Gobbi Vals Tanda – February 25, 2021

Tango Mahi Tanda of the Week – Orquesta Tipica Alfredo Gobbi

Alfredo Gobbi was a virtuoso violinist. His father, Alfredo Eusebio Gobbi, was an internationally renowned Uruguayan singer, guitarist, dancer, acrobat and composer, who wrote the lyrics to “Don Juan” and composed many classic tango songs.

Alfredo Junior was born in France, moved with his family to Buenos Aires and learnt piano and violin from the age of six.

At age 13 (in 1925) he started playing in various tango groups, then at age 18 (in 1930) joined an orquesta that morphed into a sextet whose members included Anibal Troilo on bandoneon and Osvaldo Pugliese on piano. In 1935 (age 23) he joined the Pedro Laurenz orquesta as lead violinist and in 1942 (age 30) left to form his own orquesta comprising various top class musicians.

The Gobbi orquesta tipica released 83 recordings from 1947 to 1957, including about a dozen valses, all of which incorporated some particular rhythms and syncopations that came to be recognised as Gobbi signature vals rhythms.

The basic version of Gobbi’s signature rhythm involves replacing groups of normal three vals beats, with “duplets”, which are pairs of two evenly spaced beats that have the same time value in aggregate as the three notes they replace.

Duplets have been used in many genres of music for centuries, and can be heard in many baroque waltzes by JS Bach, classical waltzes of Mozart and Stravinsky, French waltzes by Edith Piaf, jazz waltzes by many bands and in some tango valses by Canaro, Troilo and others. (Tango recordings I am aware of with prominent duplets include Canaro’s “Nube Gris”, Troilo’s “Flor de Canela” and Canaro’s 1938 version of “Corozon de ora”).

Graphically, the beats of a vals change from normal vals beats:

To duplet beats:
[1………….2…………1…………..2…………] with (a) no change in the regularity of the sounding of each “one” beat and (b) the replacement “twos” being evenly spaced between the “ones”.

An exercise that anyone can use to create a duplet rhythm is to count out loud the normal three vals beats as six half beats in a steady loop with a primary accent on each “one” and lesser accents on the “twos” and “threes”:
then, without altering the steadiness of the counting, change the accents to only the “ones” and the “&s” between the “twos” and “threes”.

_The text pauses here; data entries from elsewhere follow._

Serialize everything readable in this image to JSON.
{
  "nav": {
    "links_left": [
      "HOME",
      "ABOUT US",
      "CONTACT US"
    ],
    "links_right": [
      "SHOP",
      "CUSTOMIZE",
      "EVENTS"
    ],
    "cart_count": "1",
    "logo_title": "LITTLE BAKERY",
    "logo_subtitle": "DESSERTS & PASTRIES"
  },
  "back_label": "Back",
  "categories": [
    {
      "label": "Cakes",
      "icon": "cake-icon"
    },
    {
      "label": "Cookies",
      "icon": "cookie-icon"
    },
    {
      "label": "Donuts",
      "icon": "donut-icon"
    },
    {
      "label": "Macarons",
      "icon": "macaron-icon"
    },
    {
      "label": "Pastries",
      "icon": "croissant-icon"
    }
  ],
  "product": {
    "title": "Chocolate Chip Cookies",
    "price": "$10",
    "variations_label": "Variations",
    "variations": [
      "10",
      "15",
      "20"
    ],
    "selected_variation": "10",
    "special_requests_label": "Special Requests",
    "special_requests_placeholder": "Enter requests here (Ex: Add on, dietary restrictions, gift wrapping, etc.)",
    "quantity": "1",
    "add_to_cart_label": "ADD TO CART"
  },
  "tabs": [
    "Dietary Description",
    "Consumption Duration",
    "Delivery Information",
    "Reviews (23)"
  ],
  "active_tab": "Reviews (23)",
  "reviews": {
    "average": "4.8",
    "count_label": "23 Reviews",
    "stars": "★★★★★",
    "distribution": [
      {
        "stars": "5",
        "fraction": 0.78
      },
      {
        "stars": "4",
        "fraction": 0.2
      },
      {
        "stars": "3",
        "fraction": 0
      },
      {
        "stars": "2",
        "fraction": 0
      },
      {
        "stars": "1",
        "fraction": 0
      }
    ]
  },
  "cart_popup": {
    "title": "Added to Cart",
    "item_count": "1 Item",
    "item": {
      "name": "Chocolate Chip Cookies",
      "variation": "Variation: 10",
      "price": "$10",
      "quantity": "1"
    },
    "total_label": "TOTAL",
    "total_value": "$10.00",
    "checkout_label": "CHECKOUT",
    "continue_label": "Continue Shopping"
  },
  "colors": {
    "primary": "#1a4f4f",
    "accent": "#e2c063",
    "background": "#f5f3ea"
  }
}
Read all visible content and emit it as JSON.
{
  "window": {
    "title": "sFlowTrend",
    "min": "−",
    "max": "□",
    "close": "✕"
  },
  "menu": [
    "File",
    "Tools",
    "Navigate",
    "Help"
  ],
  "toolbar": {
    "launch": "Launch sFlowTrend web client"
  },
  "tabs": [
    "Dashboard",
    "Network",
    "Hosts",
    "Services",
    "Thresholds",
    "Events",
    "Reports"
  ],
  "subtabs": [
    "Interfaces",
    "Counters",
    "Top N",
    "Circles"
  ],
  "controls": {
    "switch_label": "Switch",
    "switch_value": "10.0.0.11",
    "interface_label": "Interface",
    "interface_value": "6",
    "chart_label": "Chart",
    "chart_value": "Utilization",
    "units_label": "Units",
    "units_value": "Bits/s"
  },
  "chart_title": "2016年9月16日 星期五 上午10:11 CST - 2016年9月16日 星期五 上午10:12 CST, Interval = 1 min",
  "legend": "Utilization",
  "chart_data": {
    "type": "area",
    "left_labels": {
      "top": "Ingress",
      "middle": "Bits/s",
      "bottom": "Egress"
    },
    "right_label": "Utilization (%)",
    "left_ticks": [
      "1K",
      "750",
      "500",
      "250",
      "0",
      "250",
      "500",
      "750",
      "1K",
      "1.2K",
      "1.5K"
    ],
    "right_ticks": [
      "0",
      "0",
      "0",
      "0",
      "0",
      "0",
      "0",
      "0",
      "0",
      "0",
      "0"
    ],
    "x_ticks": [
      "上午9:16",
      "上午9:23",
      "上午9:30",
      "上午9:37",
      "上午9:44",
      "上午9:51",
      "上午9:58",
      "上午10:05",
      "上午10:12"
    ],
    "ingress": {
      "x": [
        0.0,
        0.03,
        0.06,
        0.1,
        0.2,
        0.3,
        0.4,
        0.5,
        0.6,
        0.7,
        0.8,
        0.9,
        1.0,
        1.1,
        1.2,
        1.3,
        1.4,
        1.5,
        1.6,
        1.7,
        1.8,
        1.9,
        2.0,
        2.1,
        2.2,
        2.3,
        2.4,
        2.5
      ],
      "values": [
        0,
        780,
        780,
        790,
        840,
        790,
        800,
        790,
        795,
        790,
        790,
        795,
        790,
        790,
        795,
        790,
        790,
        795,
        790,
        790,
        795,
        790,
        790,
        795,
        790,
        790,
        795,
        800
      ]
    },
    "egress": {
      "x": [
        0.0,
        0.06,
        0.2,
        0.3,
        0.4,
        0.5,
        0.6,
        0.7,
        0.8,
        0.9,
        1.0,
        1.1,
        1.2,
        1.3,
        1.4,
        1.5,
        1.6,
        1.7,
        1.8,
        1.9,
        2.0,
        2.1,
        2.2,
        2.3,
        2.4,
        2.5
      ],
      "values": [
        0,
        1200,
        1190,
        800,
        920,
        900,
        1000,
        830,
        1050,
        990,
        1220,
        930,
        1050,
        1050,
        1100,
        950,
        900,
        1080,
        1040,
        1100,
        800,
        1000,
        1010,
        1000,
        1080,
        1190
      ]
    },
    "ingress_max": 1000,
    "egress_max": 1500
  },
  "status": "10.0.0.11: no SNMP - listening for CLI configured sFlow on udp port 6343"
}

For dancers dancing a tango vals only on the ”ones”, there is no need to make any changes in the timing of steps to maintain good musicality.

For dancers dancing a tango vals who choose to also step on the normal “twos” or “threes”, it would usually be best from a good musicality perspective to either refrain from doing so in sections in which the duplets occur, or to refine the timing of these steps to match the duplet beats that can be heard.

For dancers dancing a tango vals who want to acknowledge the duplets, this can be done by simply stepping or effecting adornments to match the duplets, or alternatively by dancing simple steps on “one” for the duplet phrases as a contrast to dancing more complex vals rhythms for the sections before and after the duplet sections.

An extension of the signature rhythm involves adding a syncopated additional beat ahead of some duplets, to create an effective “swing” rhythm (or “gallop-sounding” rhythm), similar to the rhythm through the first “clapping” section of a chacarera song.

For dancers wanting to acknowledge these peripheral beats, a possible way would be to add traspié steps to match them.

Duplets are present in each of the three songs I have chosen for this Tanda of the Week:
1949 – “Tu amargura” (“Your bitterness”) – Alfredo Gobbi y Jorge Maciel y Angel Diaz
1952 – “Como la margarita” (“Like the daisy”) – Alfredo Gobbi y Jorge Maciel y Hector Coral
1956 – “El solitario” (“The lonely man”) – Alfredo Gobbi y Alfredo del Rio y Tito Lando


Here is a 2016 YouTube clip of Bulgarian maestros Miroslav Tsvetkova and Dorin Nedev dancing to “Estrellita del sur”, being the only reasonably good clip I could find of anyone dancing to a Gobbi vals. It is a more complex and challenging song than those chosen for the tanda, in that it has many more and longer duplet phrases and sections. The dancers limit their steps to the “one” beats” (and sometimes the “duplet” beats) through most of the duplet phrases and provide contrast by adopting more typical or complex waltz movements through the regular vals-rhythm sections. Examples of duplet phrases are at 26 seconds, 30 Seconds. 60 seconds and 1 minute 24 seconds.